And hi Mr. Joe, seems to be her nickname for you, Mr. Joe. "How do you know when to get production help, "and when do you try to do it yourself? "Is it purely a budget consideration?"

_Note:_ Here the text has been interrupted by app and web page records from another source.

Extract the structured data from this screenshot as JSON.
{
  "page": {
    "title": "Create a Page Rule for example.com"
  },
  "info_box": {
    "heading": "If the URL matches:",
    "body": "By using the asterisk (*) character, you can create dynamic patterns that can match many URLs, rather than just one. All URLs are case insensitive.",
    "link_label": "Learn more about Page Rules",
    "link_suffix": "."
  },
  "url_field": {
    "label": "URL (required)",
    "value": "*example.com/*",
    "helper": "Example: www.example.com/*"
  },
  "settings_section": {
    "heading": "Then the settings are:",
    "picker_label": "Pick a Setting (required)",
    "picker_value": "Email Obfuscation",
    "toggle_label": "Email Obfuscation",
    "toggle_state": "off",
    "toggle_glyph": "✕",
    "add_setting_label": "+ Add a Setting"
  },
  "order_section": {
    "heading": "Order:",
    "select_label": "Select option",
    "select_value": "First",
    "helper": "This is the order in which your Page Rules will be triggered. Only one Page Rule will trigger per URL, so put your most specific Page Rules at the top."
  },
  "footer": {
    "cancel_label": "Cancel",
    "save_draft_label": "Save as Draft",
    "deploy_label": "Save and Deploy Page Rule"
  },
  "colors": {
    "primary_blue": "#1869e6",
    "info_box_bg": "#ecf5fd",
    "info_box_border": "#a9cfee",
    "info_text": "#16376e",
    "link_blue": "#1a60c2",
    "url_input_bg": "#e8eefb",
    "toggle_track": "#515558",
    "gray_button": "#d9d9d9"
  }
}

Good question. Budget of course factors into everything that we do. You know, but as I referenced last week, I was not assigned, I self-assigned myself, I went to Kentucky. I was conscious of the budget, Callie was on vacation, I went by myself, five bags of gear, transportation to the airport, flight, excess baggage, meals, hotel overnight in Cincinnati, rental car back to Cincinnati, another hotel night, etc. So I took that onto myself and I had no production help whatsoever. The scale of the job then, inherently intertwined with the budget, speaks to budgetary help, or production help, excuse me, as it relates to the budget. So yes, you look at the scope of the job, you look at how visually ambitious the job is going to be, you look at the timeframe of the job. And you also look to yourself. You have to examine yourself, "What am I good at? "What am I not so good at?" You know, I'm not so good at the details. I'm not so good at contracts. (laughs) Lynn is, and there are people out there who can help you with that on a freelance basis if you don't have the marvelous gift of a Lynn. There are excellent freelance first assistants. You know, whenever I was shooting large format, and I've shot large format on location in film days, 4x5, 8x10, but I always hired an assistant who could help me with that who was knowledgeable about it, because it wasn't necessarily my medium. So you identify where your strengths and weaknesses are. Where are my organizational skills, no I'm actually very organized in the field. I can process a lot of different information from a lot of different quadrants, "OK talent is coming, OK lights, move that," and I'm like a pinball out there, and that's a real strength, I'm really good in the field. I know that's where my job is, and that's where I focus. All the other stuff behind me, if I have the budget, yes, I will hire people who are good at it, better than I am. You always talk to people if you have somebody in front of the camera, hair, makeup, and styling. Can they do their own? Sometimes they say yes, and... It doesn't work out so well. So you try if you have the budget to backstop that by getting even for guys, like Ryan the other day didn't need much at all, but basic grooming. That's what we refer to with most. You know, these CEO types, if you have male and female CEOs, and so you really pay a lot of attention on the female side of things. I'm not being sexist, it's just... The guys are more naturally, you know. But they need it, so you have to provide it. All that speaks to, what does the client expect you to have? A client hires you, they don't expect you to come in all sweaty and lathered up with a truckload of equipment, "OK, yeah, I'll be set in a minute." You know, and they're lookin' around, they're like, "It's just you?" They expect you to rise to the occasion and supply them with the services, that they will have a measure of confidence in what's about to happen.